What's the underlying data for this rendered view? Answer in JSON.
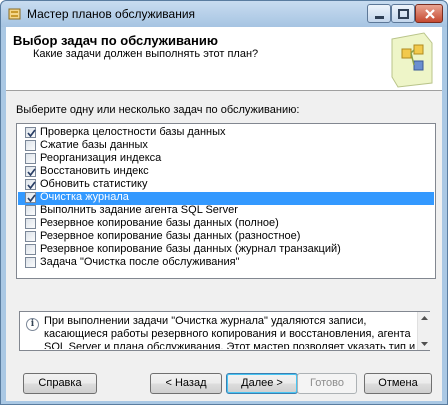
{
  "window": {
    "title": "Мастер планов обслуживания"
  },
  "header": {
    "title": "Выбор задач по обслуживанию",
    "subtitle": "Какие задачи должен выполнять этот план?"
  },
  "prompt": "Выберите одну или несколько задач по обслуживанию:",
  "tasks": [
    {
      "label": "Проверка целостности базы данных",
      "checked": true,
      "selected": false
    },
    {
      "label": "Сжатие базы данных",
      "checked": false,
      "selected": false
    },
    {
      "label": "Реорганизация индекса",
      "checked": false,
      "selected": false
    },
    {
      "label": "Восстановить индекс",
      "checked": true,
      "selected": false
    },
    {
      "label": "Обновить статистику",
      "checked": true,
      "selected": false
    },
    {
      "label": "Очистка журнала",
      "checked": true,
      "selected": true
    },
    {
      "label": "Выполнить задание агента SQL Server",
      "checked": false,
      "selected": false
    },
    {
      "label": "Резервное копирование базы данных (полное)",
      "checked": false,
      "selected": false
    },
    {
      "label": "Резервное копирование базы данных (разностное)",
      "checked": false,
      "selected": false
    },
    {
      "label": "Резервное копирование базы данных (журнал транзакций)",
      "checked": false,
      "selected": false
    },
    {
      "label": "Задача \"Очистка после обслуживания\"",
      "checked": false,
      "selected": false
    }
  ],
  "description": "При выполнении задачи \"Очистка журнала\" удаляются записи, касающиеся работы резервного копирования и восстановления, агента SQL Server и плана обслуживания. Этот мастер позволяет указать тип и возраст данных, подлежащих удалению.",
  "buttons": {
    "help": "Справка",
    "back": "< Назад",
    "next": "Далее >",
    "finish": "Готово",
    "cancel": "Отмена"
  },
  "colors": {
    "selection": "#3399ff",
    "title_bar": "#b9d1ea",
    "dialog_background": "#f0f0f0"
  }
}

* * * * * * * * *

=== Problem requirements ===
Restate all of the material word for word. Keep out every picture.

=== Finished exercise ===
What's the underlying data for this rendered view? Answer in JSON.
{
  "window": {
    "title": "Мастер планов обслуживания"
  },
  "header": {
    "title": "Выбор задач по обслуживанию",
    "subtitle": "Какие задачи должен выполнять этот план?"
  },
  "prompt": "Выберите одну или несколько задач по обслуживанию:",
  "tasks": [
    {
      "label": "Проверка целостности базы данных",
      "checked": true,
      "selected": false
    },
    {
      "label": "Сжатие базы данных",
      "checked": false,
      "selected": false
    },
    {
      "label": "Реорганизация индекса",
      "checked": false,
      "selected": false
    },
    {
      "label": "Восстановить индекс",
      "checked": true,
      "selected": false
    },
    {
      "label": "Обновить статистику",
      "checked": true,
      "selected": false
    },
    {
      "label": "Очистка журнала",
      "checked": true,
      "selected": true
    },
    {
      "label": "Выполнить задание агента SQL Server",
      "checked": false,
      "selected": false
    },
    {
      "label": "Резервное копирование базы данных (полное)",
      "checked": false,
      "selected": false
    },
    {
      "label": "Резервное копирование базы данных (разностное)",
      "checked": false,
      "selected": false
    },
    {
      "label": "Резервное копирование базы данных (журнал транзакций)",
      "checked": false,
      "selected": false
    },
    {
      "label": "Задача \"Очистка после обслуживания\"",
      "checked": false,
      "selected": false
    }
  ],
  "description": "При выполнении задачи \"Очистка журнала\" удаляются записи, касающиеся работы резервного копирования и восстановления, агента SQL Server и плана обслуживания. Этот мастер позволяет указать тип и возраст данных, подлежащих удалению.",
  "buttons": {
    "help": "Справка",
    "back": "< Назад",
    "next": "Далее >",
    "finish": "Готово",
    "cancel": "Отмена"
  },
  "colors": {
    "selection": "#3399ff",
    "title_bar": "#b9d1ea",
    "dialog_background": "#f0f0f0"
  }
}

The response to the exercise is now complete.